Indeed, you could argue that the automatic drawings acquire meaning in exactly the way that a photograph of a mountain does, in the process of selecting which one to keep and which ones to discard.

If, as I believe, photography is not really an act of creation, but one of selection, then perhaps both automatic drawing and AI generated art are essentially the same as photography. The details of the construction of the thing itself are left up to chance, or the machine; while guidance is applied beforehand, and selection afterwards. Perhaps that is enough?

Will the AI replace the photographer? It might. Will I be able to pump in 3 phone snaps of myself and say "make me a powerful and moving portrait with a key light, a fill light, a hair light, a kicker, and a pink gelled background that also depicts me with a warm and authentic smile as if I am looking not at a camera but at you" and have it do that? Maybe. Probably? Sad for photographers, I guess, but jobs go obsolete, it's a thing. There will probably be a gradually shrinking pool of cases in which the explicit control of actually taking the picture will be worth the extra effort of actually taking the picture.

Of course, there will also always be room for someone to take photos of actual things that actually happen, as records, as documents of the thing, of the event. Perhaps all those photos will be run through the AI to pretty 'em up before we ever see them.

Probably a market for raw material for the mill (see "phone snaps" in the portrait example.)

I do not believe that the photograph as itself will carry any substantive cultural weight. I have given up on the idea that somehow the actual realness of the frame is what matters to ordinary people; what matters is that it looks real, not that it is real, and the machines can certainly make it look real.
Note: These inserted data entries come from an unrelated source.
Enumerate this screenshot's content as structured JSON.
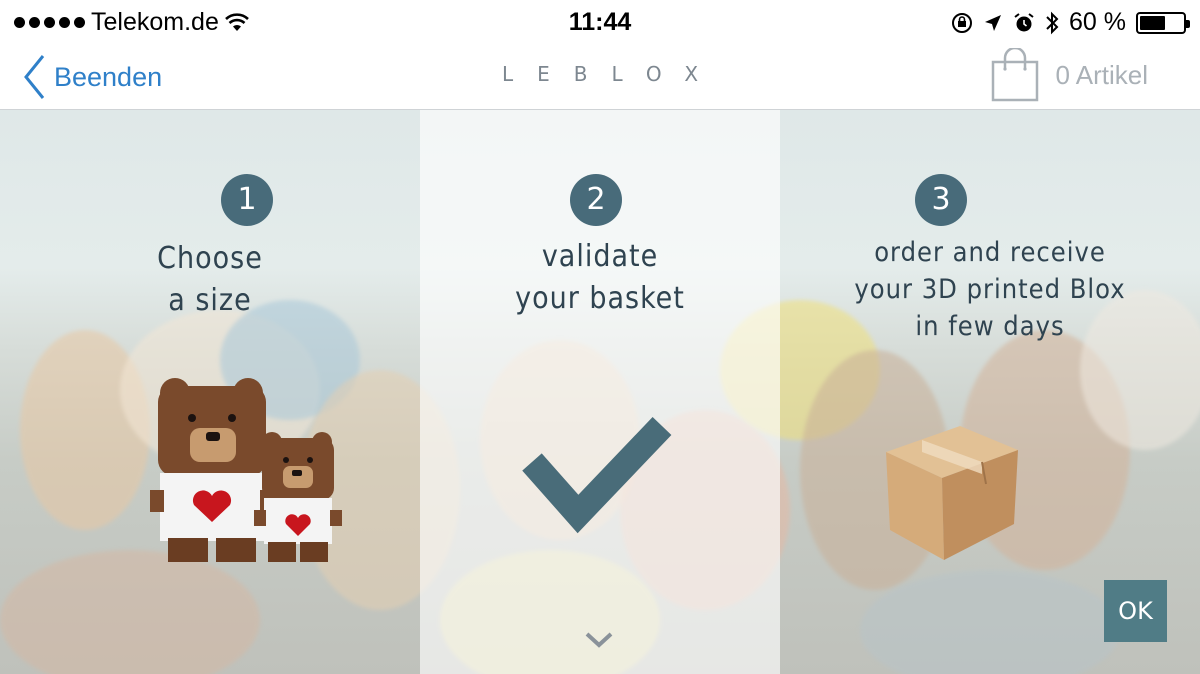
{
  "status_bar": {
    "carrier": "Telekom.de",
    "time": "11:44",
    "battery_text": "60 %",
    "battery_level": 0.6
  },
  "nav": {
    "back_label": "Beenden",
    "brand": "LEBLOX",
    "cart_label": "0 Artikel"
  },
  "steps": [
    {
      "number": "1",
      "lines": [
        "Choose",
        "a size"
      ],
      "icon": "teddy-bears-icon"
    },
    {
      "number": "2",
      "lines": [
        "validate",
        "your basket"
      ],
      "icon": "checkmark-icon"
    },
    {
      "number": "3",
      "lines": [
        "order and receive",
        "your 3D printed Blox",
        "in few days"
      ],
      "icon": "cardboard-box-icon"
    }
  ],
  "ok_label": "OK",
  "colors": {
    "accent": "#486b7a",
    "ok_button": "#507c86",
    "link": "#2f80c9"
  }
}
Is it art? Sure it's art. It's as art as a photo, as art as an automatic or random drawing. Better than the last two, it tends to actually look like something, so it's not a largely theoretical footnote in art history. It looks like something, and it can mean in the approriate way. What's not to like?


  1. "art" just isn't a useful word to use here for me, for the same reason when people talk about what god wants they may as well replace that word with random noises for all the specificity it has

    the issue for me is A: creativity and degrees thereof and B: relation to real world events etc

    You're going to get people who really do use their creativity to make clever and arresting images/bodies of work by exploiting the right prompts, and that's great! I want to see that AI-generated work. A lot of, if not almost all of what I've seen, however, evidences the creative power of the people who wrote the AI, and a lot of evidence of humankind's creative mediocrity elsewhere. An engineer can make a guitar-playing machine that does it better than a human, and people will rightly be amazed, but really, they're amazed by the engineer's ingenuity and actually, any song of X complicatedness will do.

    The other issue is that properly great bodies of photographic work often come from very immanent and culturally/historically significant scenarios, and except for the possibility of making deepfakes and basically bullshitting, I really don't think that AI will override the great power photography has to deal with what people walk through, observe and experience happening here and now, even if on an image-to-image basis people tend to just like narratives and not truth-verification. Unless it's a purely aesthetic project, part of the narrative is usually the people and events surrounding the images, whatever context that is, and people are going to find a difference in significance for the same reason that we get impressed by good, well-earned musicianship from flawed, fleshy guitarists, even if romantically we might want to deal in "pure" images

    1. That's the kind of sharp, thoughtful, comment I pay the big bucks for. Thank you.

    2. My invoice is overdue. Just sayin'

    3. This art/AI stuff is much too hard for us unpaid interns. I'm happy to leave it to the pros.

  2. What if you described a scene to another photographer or painter or graphic artist and they produced an image for you. Would that be art? Aren't human beings just moist AIs?

    Robert Roaldi